"We do need to seriously look at how the Taliban is composed, what goes by the name of Taliban, who are the people that we label Taliban," Vendrell said. "Are they all part of a single group under the command of Mullah Omar? Or are they autonomous groups who perhaps do not have the kind of national or Islamist agenda that the Taliban are known for, but perhaps have specific grievances regarding certain provinces in the country? We need to find out more about that."
Taken By Surprise
Vendrell, who lives in Kabul, said the resurgence of the Taliban this summer took all observers by surprise. Previously, only small groups of insurgents had engaged in classical "guerrilla-style" warfare. NATO and its allies now face large formations.
Vendrell argued it is essential for the NATO-led International Security Assistance Force (ISAF) to avoid civilian casualties, which he said "come at a political price."
He said NATO understands the complex relationship between the insurgents and the local Afghan population and has avoided "gloating" over the numbers of Taliban fighters its forces have killed.
Beyond Military Action
In an acknowledgment that many of the Taliban appear to be local peasants who have taken up arms, Vendrell argued that NATO and Afghanistan's Western supporters must start looking beyond military action.
"I think we are clear about the strategy to follow," Vendrell said. "One is some quick military victories, [then] quickly extend the area of governance by the central government progressively from the areas which have been taken over -- in other words, the idea of 'ink spots' -- coupled with immediate improvement in governance and improvement in reconstruction."
Vendrell said the reconstruction effort must become much more visible, and that Western aid must shift from humanitarian assistance to support for the overall economic rehabilitation of the country. He said this is necessary to undermine support for the militants.
The EU envoy said creating jobs is of primary importance.
"At the end of the day, the reason why the Taliban are able to recruit so many people is less due to ideological grounds, [and] more because the Taliban is able to pay better than the police and the army pay their own [people]," Vendrell said.
...But Also More Troops
Vendrell supports the request of NATO commanders for more troops, saying that if NATO nations provide the requested 2,000 to 2,500 extra troops, the insurgency could be suppressed by the end of the year. He said NATO pressure is already having an effect on the Taliban in the south, forcing them to move their activities into provinces where ISAF is not so strong.
Vendrell took issue with comments made by Pakistani President Pervez Musharraf in Brussels earlier in September.

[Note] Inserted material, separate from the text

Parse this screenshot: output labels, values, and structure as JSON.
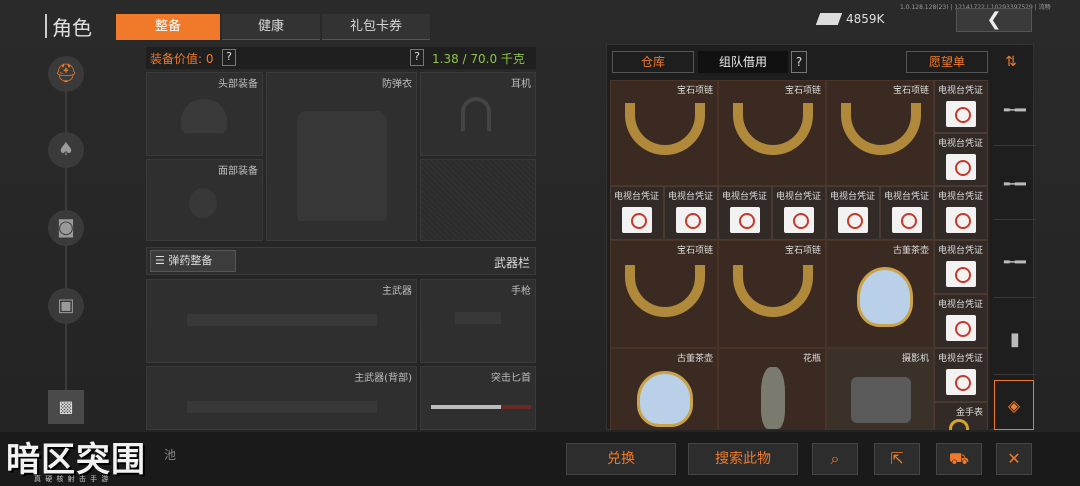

Musharraf said there is a danger the Taliban insurgency could mushroom into a Pashtun "national war."
"The Pashtuns in Afghanistan have taken great offense [at] this comment made by President Musharraf that the Taliban are a Pashtun national movement," Vendrell said. "Of course, it's true -- it's true that virtually all Taliban are Pashtun. But it's certainly not true to say that the Taliban represents the majority of the Pashtun population."
Musharraf also argued that the Taliban's "center of gravity" is in southern Afghanistan. In response, Vendrell today emphasized the insurgency's strong links with Pakistan. He said that when Musharraf visited Afghanistan in early September, the Pakistani president acknowledged during a 75-minute chat with his Afghan counterpart, Hamid Karzai, that members of the Taliban continue to cross into Afghanistan from Pakistan.
Vendrell also said he does not think the deals Musharraf has agreed with tribal elders in Pakistan's Pashtun region of Waziristan provide a guarantee that Taliban infiltration will stop. He noted that after the first such agreement with Southern Waziristan, infiltration from Pakistan into the neighboring Afghan provinces of Paktia and Khost had, in fact, increased.